Documents apparently extracted from the Russian investigation into the military Tupolev Tu-154B crash in the Black Sea have given a more detailed insight into the circumstances of the accident.

Investigators have signalled that spatial disorientation contributed to the fatal crash, which occurred just 1min 13s after departure from Sochi on 25 December last year.

The document extract – which carries no official markings but appears consistent with the format of Russian government inquiries – has not been independently authenticated by FlightGlobal.

But it states that the aircraft (RA-85572), arriving from Chkalovsky airfield near Moscow, had been parked at Sochi for nearly 4h for refuelling before departing for Latakia in Syria.

The captain of the aircraft, while taxiing out, had experienced "difficulty" in determining location on the airport, the document adds, owing to the "complex" taxiway system and the two intersecting runways at Sochi.

Take-off commenced from runway 24 at 05:24 with a heading of 238°.

But just 7s into the roll, with the Tu-154 travelling at 38kt (70km/h), the captain started remarking – with a degree of stress – about the take-off heading.

Use of "abnormal vocabulary" and heightened "emotional tension" in this early phase resulted in the captain's reduced control of take-off parameters and the "diversion" of the crew from its functional duties, says the document.

After a 34s run, the Tu-154 lifted off with a pitch of 4° at a speed of 162kt (300km/h). The captain increased the pitch to 15° after retracting the undercarriage, then pushed the control column forward.

The captain ordered the flaps retracted at a height of 157m, which was a "departure" from the 500m agreed before flight, the document states.

While the flaps were being retracted and the stabiliser adjusted, the captain continued to push the control column forward. The aircraft reached 231m and started descending.

As it passed 218m – just 1min 3s into the flight – it was flying at 201kt, pitched 1.5° nose-down, and the descent rate of 1,180-1,575ft/min triggered the aircraft's hazardous approach warning system, designed to prevent a collision with terrain.

The document says the activation of the warning coincided with "erratic" movement by the captain of the control wheel, which was rolled 10.7° to the right then 53.5° left, while the left foot pedal was pressed and the control column was pulled. It states that the Tu-154 started banking sharply to the left, adding that the captain was experiencing spatial disorientation.

Crew members informed the captain about the hazardous approach warning and the loss of altitude. But by the time the aircraft was just 90m above the surface of the sea, it was descending at over 3,900ft/min at 250kt, with a 27° left bank, and unable to avoid impact with the sea.

The bank increased to 35° at 67m and the crew received a left-bank angle warning which prompted, at 34m, a hard maximum deflection of the control wheel to the right. But the Tu-154 struck the water with a bank of 50°, on a north-easterly heading, at nearly 6,000ft/min.

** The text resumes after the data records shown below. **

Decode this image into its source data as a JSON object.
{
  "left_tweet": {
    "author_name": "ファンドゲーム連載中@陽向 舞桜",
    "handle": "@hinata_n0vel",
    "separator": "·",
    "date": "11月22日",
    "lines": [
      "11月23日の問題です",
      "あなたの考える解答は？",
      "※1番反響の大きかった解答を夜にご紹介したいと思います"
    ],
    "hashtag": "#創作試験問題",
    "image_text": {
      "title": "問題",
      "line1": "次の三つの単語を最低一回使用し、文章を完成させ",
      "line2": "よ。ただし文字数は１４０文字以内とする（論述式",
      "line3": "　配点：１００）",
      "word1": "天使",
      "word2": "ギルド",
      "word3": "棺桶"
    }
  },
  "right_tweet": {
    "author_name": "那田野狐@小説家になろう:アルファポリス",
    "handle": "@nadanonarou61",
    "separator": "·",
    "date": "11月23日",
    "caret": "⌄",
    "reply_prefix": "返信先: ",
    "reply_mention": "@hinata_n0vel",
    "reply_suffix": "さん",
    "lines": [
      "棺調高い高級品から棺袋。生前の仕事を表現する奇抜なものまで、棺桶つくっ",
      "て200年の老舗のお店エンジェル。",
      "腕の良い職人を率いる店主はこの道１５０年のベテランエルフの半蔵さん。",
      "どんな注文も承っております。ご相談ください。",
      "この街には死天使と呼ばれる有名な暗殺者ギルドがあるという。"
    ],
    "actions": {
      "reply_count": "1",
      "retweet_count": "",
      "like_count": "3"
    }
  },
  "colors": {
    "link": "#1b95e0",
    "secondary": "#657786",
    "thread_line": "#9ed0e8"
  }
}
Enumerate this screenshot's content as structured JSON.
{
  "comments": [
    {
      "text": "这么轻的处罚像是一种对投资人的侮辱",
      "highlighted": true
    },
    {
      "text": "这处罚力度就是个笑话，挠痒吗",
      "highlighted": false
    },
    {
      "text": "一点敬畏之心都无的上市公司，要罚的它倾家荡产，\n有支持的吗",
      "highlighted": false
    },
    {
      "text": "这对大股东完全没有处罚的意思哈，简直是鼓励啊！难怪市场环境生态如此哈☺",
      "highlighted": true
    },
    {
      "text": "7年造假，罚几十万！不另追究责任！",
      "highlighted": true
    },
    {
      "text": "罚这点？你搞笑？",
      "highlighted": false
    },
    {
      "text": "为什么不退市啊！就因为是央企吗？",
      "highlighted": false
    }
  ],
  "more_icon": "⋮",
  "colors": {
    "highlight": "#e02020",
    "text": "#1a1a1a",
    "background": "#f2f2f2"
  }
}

None of the 92 occupants survived the impact, some 1,270m from the coast and 340m to the left of the extended runway 24 centreline. The document says the "absence of an adequate reaction" from the captain to the crew's remarks, as well as audio and visual signals, as well as the lack of flight control to correct the descent led to the crash.

Source: Cirium Dashboard